# Your objective
When you reach a picture, pass over it; otherwise repeat the listing word for word.

# Given records
↓↓↓

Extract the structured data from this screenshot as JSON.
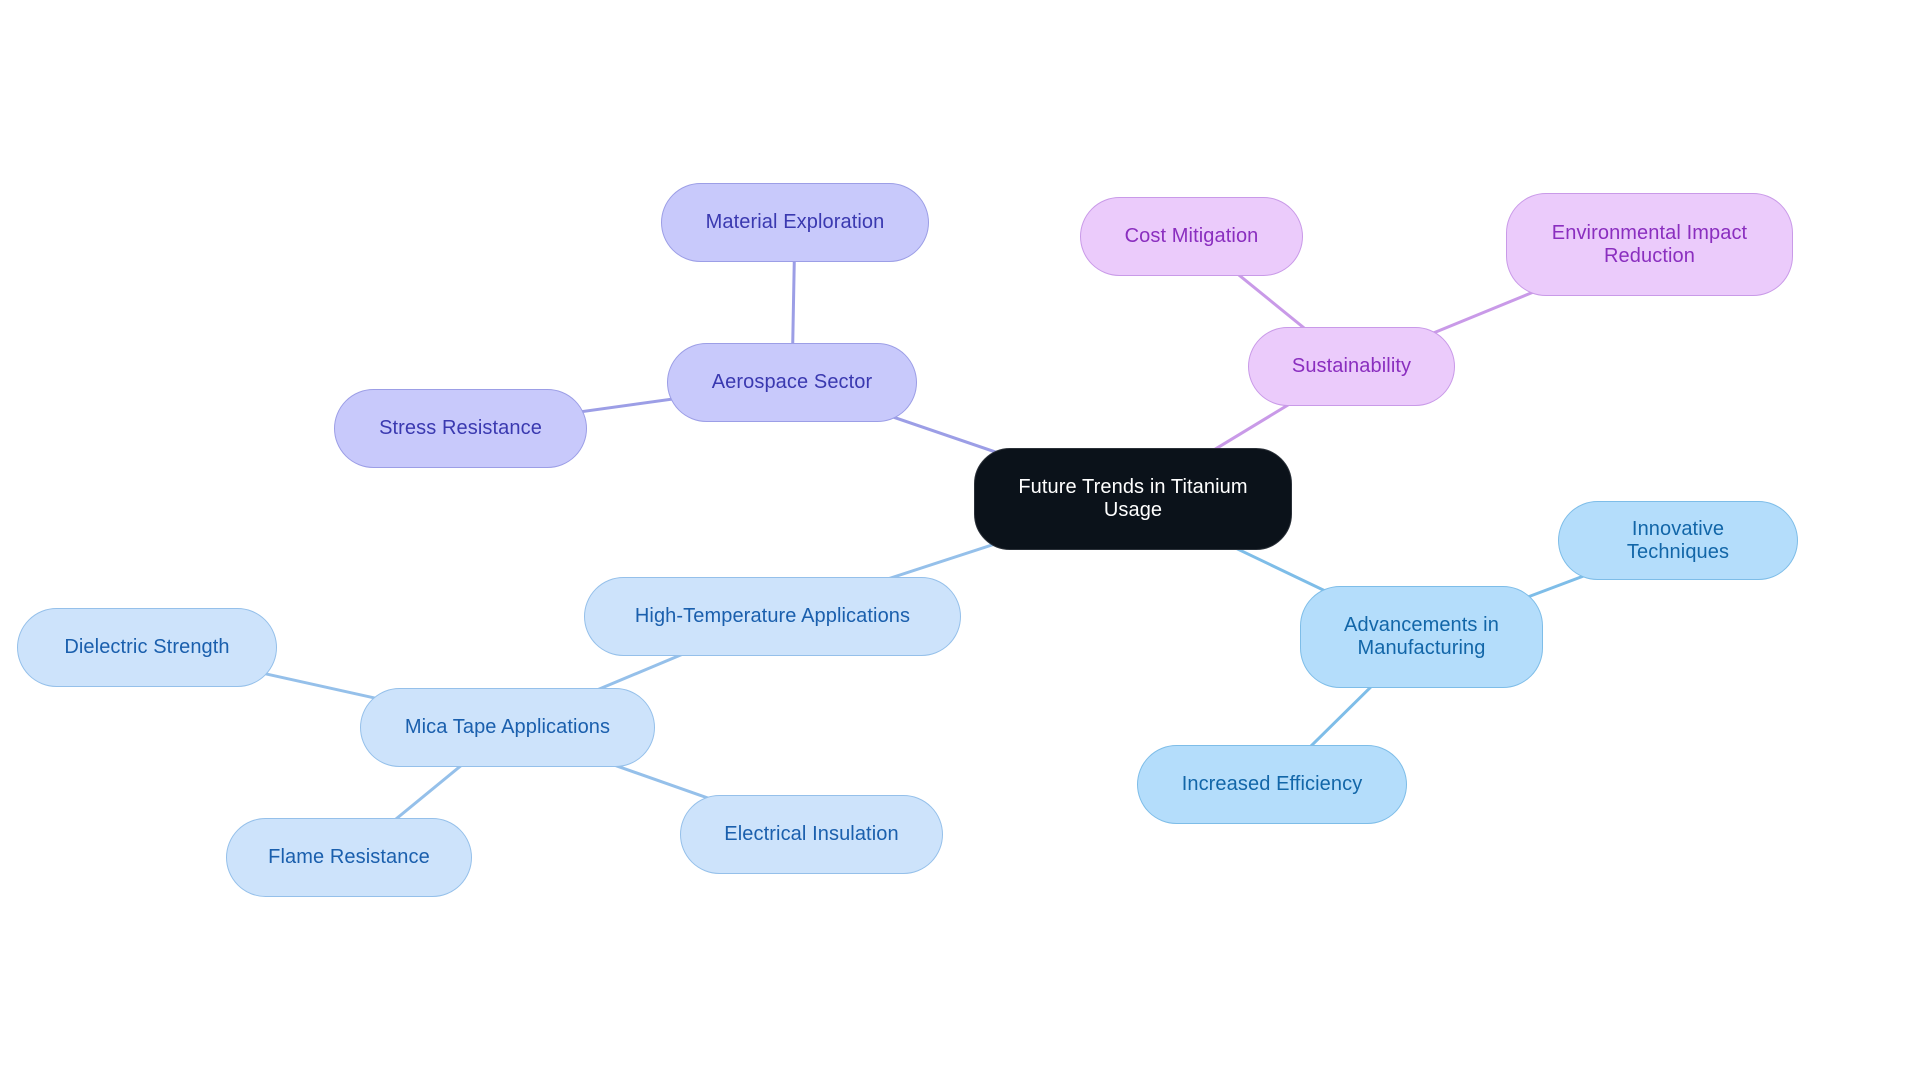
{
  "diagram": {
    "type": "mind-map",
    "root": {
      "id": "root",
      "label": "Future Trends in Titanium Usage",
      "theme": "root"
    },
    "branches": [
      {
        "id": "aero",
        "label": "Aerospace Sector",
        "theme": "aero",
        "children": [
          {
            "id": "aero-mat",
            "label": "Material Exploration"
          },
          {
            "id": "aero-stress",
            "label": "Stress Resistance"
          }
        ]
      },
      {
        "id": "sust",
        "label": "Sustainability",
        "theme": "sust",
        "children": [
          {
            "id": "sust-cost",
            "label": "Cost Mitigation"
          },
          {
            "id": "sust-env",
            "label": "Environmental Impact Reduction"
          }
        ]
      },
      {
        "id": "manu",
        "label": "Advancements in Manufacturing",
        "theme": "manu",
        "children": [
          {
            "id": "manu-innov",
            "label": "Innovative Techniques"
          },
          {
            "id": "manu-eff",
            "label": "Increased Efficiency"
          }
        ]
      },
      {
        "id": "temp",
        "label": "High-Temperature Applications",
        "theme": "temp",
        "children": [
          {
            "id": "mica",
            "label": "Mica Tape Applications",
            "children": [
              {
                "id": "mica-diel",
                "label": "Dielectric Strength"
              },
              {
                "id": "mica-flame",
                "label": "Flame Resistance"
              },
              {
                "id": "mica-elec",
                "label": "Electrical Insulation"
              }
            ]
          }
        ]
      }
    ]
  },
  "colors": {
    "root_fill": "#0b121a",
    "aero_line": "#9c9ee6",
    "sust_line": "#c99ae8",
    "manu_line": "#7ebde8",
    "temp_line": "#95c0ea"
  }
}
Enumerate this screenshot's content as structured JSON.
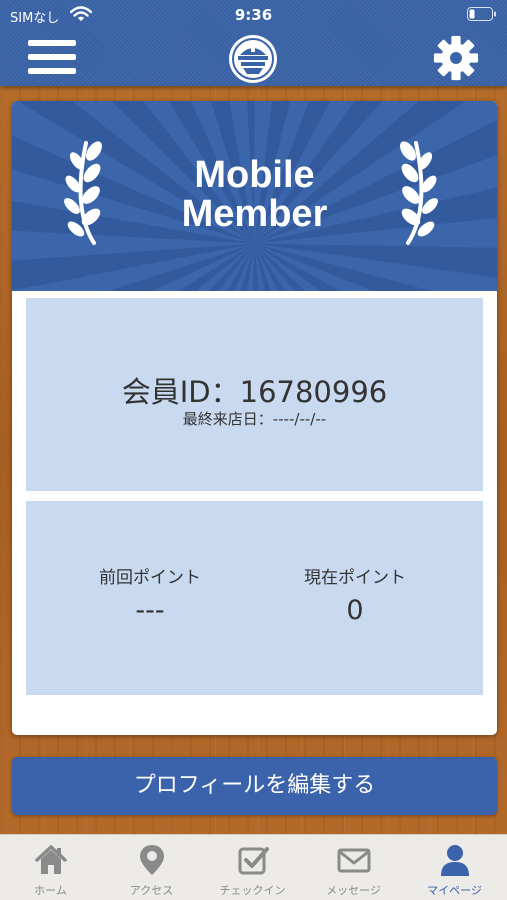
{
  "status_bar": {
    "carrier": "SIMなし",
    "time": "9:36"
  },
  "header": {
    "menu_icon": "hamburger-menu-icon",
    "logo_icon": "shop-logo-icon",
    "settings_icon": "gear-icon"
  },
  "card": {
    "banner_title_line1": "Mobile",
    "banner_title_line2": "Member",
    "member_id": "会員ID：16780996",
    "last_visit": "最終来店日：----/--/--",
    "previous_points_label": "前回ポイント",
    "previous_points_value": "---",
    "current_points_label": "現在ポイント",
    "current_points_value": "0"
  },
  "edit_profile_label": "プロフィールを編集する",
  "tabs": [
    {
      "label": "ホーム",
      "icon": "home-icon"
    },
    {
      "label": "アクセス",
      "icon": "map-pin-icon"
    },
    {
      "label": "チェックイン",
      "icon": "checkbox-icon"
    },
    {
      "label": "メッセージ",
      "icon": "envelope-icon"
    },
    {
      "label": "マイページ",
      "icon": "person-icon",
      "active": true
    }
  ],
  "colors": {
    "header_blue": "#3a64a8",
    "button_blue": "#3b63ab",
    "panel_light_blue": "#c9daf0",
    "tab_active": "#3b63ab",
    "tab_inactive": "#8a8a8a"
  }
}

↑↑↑

# Exercise output
Extract the structured data from this screenshot as JSON.
{
  "diagram": {
    "type": "mind-map",
    "root": {
      "id": "root",
      "label": "Future Trends in Titanium Usage",
      "theme": "root"
    },
    "branches": [
      {
        "id": "aero",
        "label": "Aerospace Sector",
        "theme": "aero",
        "children": [
          {
            "id": "aero-mat",
            "label": "Material Exploration"
          },
          {
            "id": "aero-stress",
            "label": "Stress Resistance"
          }
        ]
      },
      {
        "id": "sust",
        "label": "Sustainability",
        "theme": "sust",
        "children": [
          {
            "id": "sust-cost",
            "label": "Cost Mitigation"
          },
          {
            "id": "sust-env",
            "label": "Environmental Impact Reduction"
          }
        ]
      },
      {
        "id": "manu",
        "label": "Advancements in Manufacturing",
        "theme": "manu",
        "children": [
          {
            "id": "manu-innov",
            "label": "Innovative Techniques"
          },
          {
            "id": "manu-eff",
            "label": "Increased Efficiency"
          }
        ]
      },
      {
        "id": "temp",
        "label": "High-Temperature Applications",
        "theme": "temp",
        "children": [
          {
            "id": "mica",
            "label": "Mica Tape Applications",
            "children": [
              {
                "id": "mica-diel",
                "label": "Dielectric Strength"
              },
              {
                "id": "mica-flame",
                "label": "Flame Resistance"
              },
              {
                "id": "mica-elec",
                "label": "Electrical Insulation"
              }
            ]
          }
        ]
      }
    ]
  },
  "colors": {
    "root_fill": "#0b121a",
    "aero_line": "#9c9ee6",
    "sust_line": "#c99ae8",
    "manu_line": "#7ebde8",
    "temp_line": "#95c0ea"
  }
}
Enumerate this screenshot's content as structured JSON.
{
  "status_bar": {
    "carrier": "SIMなし",
    "time": "9:36"
  },
  "header": {
    "menu_icon": "hamburger-menu-icon",
    "logo_icon": "shop-logo-icon",
    "settings_icon": "gear-icon"
  },
  "card": {
    "banner_title_line1": "Mobile",
    "banner_title_line2": "Member",
    "member_id": "会員ID：16780996",
    "last_visit": "最終来店日：----/--/--",
    "previous_points_label": "前回ポイント",
    "previous_points_value": "---",
    "current_points_label": "現在ポイント",
    "current_points_value": "0"
  },
  "edit_profile_label": "プロフィールを編集する",
  "tabs": [
    {
      "label": "ホーム",
      "icon": "home-icon"
    },
    {
      "label": "アクセス",
      "icon": "map-pin-icon"
    },
    {
      "label": "チェックイン",
      "icon": "checkbox-icon"
    },
    {
      "label": "メッセージ",
      "icon": "envelope-icon"
    },
    {
      "label": "マイページ",
      "icon": "person-icon",
      "active": true
    }
  ],
  "colors": {
    "header_blue": "#3a64a8",
    "button_blue": "#3b63ab",
    "panel_light_blue": "#c9daf0",
    "tab_active": "#3b63ab",
    "tab_inactive": "#8a8a8a"
  }
}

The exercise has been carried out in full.